[INPUT DATA Boundary: Start]

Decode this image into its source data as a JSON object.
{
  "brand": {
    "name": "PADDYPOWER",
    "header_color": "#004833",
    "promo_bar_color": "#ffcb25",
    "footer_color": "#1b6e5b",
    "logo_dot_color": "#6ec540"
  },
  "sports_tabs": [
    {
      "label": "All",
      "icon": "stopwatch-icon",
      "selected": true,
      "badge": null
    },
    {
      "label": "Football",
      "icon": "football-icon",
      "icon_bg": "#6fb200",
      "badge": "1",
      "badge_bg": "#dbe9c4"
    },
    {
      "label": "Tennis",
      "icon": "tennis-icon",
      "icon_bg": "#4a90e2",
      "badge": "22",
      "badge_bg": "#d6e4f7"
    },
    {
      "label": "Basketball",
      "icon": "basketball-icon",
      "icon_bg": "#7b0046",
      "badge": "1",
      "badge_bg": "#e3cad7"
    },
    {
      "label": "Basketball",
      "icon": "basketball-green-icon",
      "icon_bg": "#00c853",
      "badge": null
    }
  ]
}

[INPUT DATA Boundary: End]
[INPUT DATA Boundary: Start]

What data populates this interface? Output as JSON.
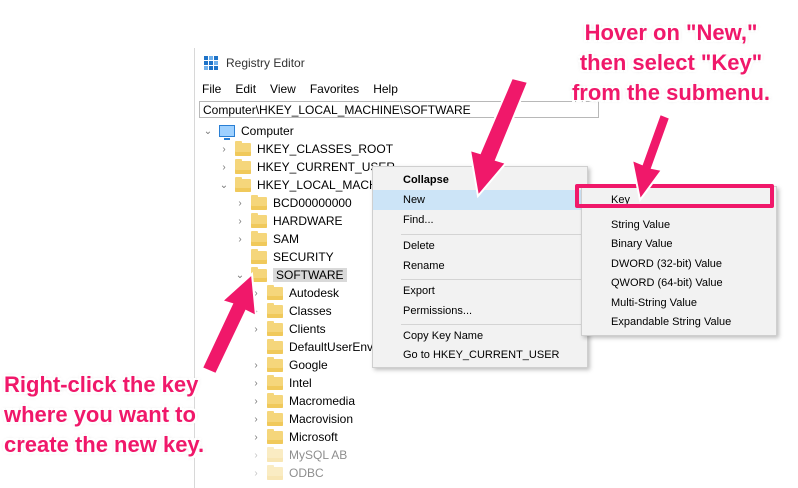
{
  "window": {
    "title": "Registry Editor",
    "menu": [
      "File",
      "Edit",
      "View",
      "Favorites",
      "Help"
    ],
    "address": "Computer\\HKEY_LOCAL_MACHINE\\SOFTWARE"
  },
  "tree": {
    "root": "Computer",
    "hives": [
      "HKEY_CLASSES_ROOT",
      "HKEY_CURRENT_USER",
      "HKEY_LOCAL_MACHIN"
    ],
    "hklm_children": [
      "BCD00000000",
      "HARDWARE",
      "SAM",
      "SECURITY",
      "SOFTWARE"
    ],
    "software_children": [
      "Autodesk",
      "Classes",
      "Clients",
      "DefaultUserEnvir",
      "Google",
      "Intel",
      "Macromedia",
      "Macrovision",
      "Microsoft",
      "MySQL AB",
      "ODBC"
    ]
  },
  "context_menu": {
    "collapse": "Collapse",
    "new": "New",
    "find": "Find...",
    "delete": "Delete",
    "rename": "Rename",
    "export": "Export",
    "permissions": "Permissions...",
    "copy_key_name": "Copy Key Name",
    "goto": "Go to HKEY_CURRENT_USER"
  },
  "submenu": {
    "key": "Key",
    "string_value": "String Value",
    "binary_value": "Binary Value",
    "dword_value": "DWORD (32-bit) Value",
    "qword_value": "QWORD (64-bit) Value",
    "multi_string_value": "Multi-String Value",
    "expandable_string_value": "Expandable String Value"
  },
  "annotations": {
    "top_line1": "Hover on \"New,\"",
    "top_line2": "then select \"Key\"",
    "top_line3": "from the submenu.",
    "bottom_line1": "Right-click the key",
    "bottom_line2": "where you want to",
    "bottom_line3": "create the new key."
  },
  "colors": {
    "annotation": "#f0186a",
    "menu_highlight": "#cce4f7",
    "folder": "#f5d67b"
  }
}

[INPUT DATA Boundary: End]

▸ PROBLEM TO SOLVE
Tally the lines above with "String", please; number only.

▸ ANSWER
3